I can’t help but imagine them waking up, though. Waking up in the spiritual sense, I mean, after they had gone to ‘the other side’, after they were already dead. Some people claim that, after you die, your spirit comes out of your body and you can watch what is happening around you. You can see your body there, motionless, lifeless.
This image in my head made me think of what those young spirits would be thinking, how hard it must have been for them to understand what had happened and what they were doing there, lying on the floor of a nightclub full of black smoke, full of other dead people, full of their friends. I wonder if in this situation you think you can go back to your body and make yourself wake up from this bad dream. I wonder if they thought of the things that they still wanted to do in life. And I wonder if there was anything that they felt they should have done before dying. Anything that they regretted.
This week, I had the oportunity of watching a video about a nurse that recorded the top 5 regrets of dying people.
Bronnie Ware is an Australian nurse who spent several years working in palliative care, caring for patients in the last 12 weeks of their lives. She recorded their dying epiphanies in a blog and, subsequently, she compiled her observations into a book called ‘The Top 5 Regrets of the Dying’.
The nurse writes about the phenomenal clarity of vision that people gain at the end of their lives, and how we might learn from their wisdom. “When questioned about any regrets they had or anything they would do differently,” she says, “common themes surfaced again and again.”
Here are the top five regrets of the dying, as witnessed by Ware:
1. I wish I’d had the courage to live a life true to myself, not the life others expected of me.
At the end of their lives, many people realise that they had not honoured half of their own dreams, either because of choices that they made or because of choices that they didn’t make.
2. I wish I hadn’t worked so hard.
Time with family and friends was sacrified because of work and many of the dying mentioned working too much as one of their main regrets.
3. I wish I’d had the courage to express my feelings.
With many of the dying having developed illnesses related to supressing their feelings, it’s no wonder that not making people aware of what’s inside can result in ill health and an unfulfilled life.
4. I wish I had stayed in touch with my friends.
Who can’t think of good friends that we lost touch with? Those friendships from our school years that, if cultivated, could have become large parts of our lives? It’s so important to keep in touch with friends and yet so many people leave it ’till later’, when it can be too late.
5. I wish that I had let myself be happier.
Many did not realise until the end that happiness is a choice.
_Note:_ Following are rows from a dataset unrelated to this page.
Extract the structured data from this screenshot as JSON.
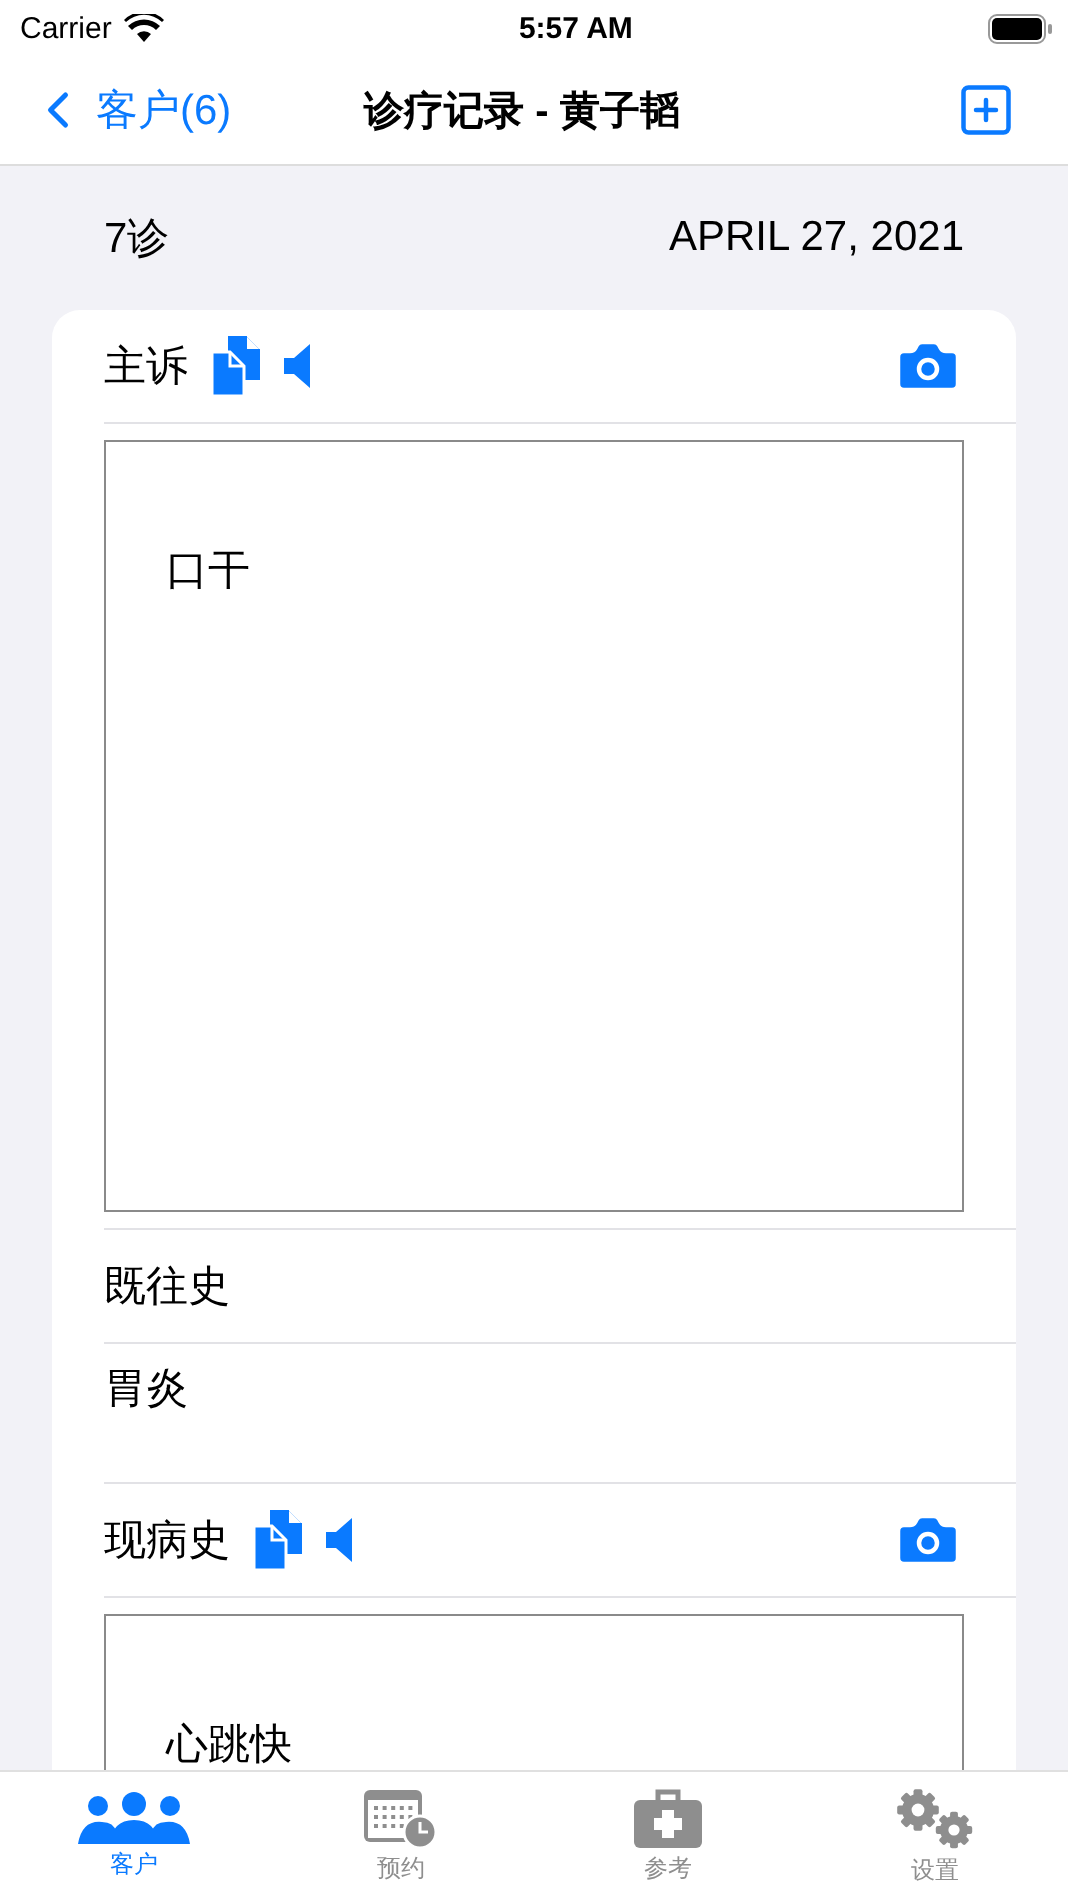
{
  "status_bar": {
    "carrier": "Carrier",
    "time": "5:57 AM"
  },
  "nav": {
    "back_label": "客户(6)",
    "title": "诊疗记录 - 黄子韬"
  },
  "visit": {
    "label": "7诊",
    "date": "APRIL 27, 2021"
  },
  "sections": [
    {
      "kind": "note",
      "title": "主诉",
      "value": "口干"
    },
    {
      "kind": "plain",
      "title": "既往史",
      "value": "胃炎"
    },
    {
      "kind": "note",
      "title": "现病史",
      "value": "心跳快"
    }
  ],
  "tabs": [
    {
      "label": "客户",
      "selected": true
    },
    {
      "label": "预约",
      "selected": false
    },
    {
      "label": "参考",
      "selected": false
    },
    {
      "label": "设置",
      "selected": false
    }
  ]
}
Fear of change had them pretending to others, and to their selves, that they were content, when deep within, they longed to laugh properly and have silliness in their life again.
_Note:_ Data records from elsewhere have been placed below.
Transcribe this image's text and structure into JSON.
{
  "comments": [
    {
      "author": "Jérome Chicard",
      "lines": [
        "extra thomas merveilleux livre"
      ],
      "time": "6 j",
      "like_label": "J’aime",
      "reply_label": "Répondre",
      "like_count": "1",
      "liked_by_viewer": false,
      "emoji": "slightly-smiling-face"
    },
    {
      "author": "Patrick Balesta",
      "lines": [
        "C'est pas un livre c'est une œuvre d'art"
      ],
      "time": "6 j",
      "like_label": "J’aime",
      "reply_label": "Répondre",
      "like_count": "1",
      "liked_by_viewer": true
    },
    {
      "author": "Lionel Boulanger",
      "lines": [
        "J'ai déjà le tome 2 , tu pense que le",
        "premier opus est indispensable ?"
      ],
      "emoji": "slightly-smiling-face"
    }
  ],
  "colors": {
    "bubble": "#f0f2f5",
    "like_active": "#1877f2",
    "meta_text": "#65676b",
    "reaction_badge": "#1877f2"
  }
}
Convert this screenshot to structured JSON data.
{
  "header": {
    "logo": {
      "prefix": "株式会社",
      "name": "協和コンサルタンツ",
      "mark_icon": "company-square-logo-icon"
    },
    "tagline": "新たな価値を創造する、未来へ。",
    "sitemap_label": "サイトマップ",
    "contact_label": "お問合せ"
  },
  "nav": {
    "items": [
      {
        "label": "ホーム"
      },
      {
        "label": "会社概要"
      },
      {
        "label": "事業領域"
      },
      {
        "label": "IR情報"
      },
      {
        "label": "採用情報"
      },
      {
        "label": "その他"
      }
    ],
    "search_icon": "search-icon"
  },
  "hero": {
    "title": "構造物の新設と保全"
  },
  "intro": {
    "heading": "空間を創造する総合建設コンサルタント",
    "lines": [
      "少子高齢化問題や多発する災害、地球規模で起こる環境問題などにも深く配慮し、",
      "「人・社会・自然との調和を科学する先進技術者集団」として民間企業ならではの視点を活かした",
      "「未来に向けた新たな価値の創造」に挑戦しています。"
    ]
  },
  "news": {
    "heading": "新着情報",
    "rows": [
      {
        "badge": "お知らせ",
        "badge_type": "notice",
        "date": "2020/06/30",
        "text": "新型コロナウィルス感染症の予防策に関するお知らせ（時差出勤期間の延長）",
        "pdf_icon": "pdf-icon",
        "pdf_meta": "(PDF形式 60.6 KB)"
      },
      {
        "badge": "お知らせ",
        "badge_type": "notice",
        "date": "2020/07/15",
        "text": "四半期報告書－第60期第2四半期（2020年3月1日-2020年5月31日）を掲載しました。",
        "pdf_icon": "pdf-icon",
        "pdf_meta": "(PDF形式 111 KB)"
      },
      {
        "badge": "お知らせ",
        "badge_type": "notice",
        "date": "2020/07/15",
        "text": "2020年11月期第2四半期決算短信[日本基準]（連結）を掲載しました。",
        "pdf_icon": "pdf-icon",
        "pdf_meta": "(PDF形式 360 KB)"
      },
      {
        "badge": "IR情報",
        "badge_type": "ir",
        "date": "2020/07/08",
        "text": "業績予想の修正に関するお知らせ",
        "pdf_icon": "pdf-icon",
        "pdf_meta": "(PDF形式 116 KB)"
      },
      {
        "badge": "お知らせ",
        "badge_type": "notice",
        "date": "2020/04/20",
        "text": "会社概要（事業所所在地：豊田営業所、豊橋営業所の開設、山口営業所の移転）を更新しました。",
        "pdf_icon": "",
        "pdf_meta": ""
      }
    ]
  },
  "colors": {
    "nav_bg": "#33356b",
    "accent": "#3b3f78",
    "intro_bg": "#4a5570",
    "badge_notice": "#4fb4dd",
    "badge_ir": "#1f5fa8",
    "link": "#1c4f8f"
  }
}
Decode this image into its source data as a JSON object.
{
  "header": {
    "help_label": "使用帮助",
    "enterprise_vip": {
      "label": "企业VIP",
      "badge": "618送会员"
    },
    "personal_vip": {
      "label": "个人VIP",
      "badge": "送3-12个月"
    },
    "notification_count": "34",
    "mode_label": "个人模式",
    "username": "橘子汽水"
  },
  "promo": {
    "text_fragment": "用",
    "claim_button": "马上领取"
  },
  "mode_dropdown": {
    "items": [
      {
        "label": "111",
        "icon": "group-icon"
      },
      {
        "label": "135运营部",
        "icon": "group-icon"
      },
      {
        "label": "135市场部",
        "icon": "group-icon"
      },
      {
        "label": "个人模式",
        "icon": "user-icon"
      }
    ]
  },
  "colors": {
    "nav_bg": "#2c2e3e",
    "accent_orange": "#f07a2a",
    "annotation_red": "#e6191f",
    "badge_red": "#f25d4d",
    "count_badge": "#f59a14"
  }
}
Those deaths in Brazil, if anything, have made me think about how fragile life is and how responsible we are for our own happiness. If anything good can come out of it, be it our evaluation of what we are doing with our own lives. We still have time to change things, we still have time to take charge of our own future. We still have time to have no regrets.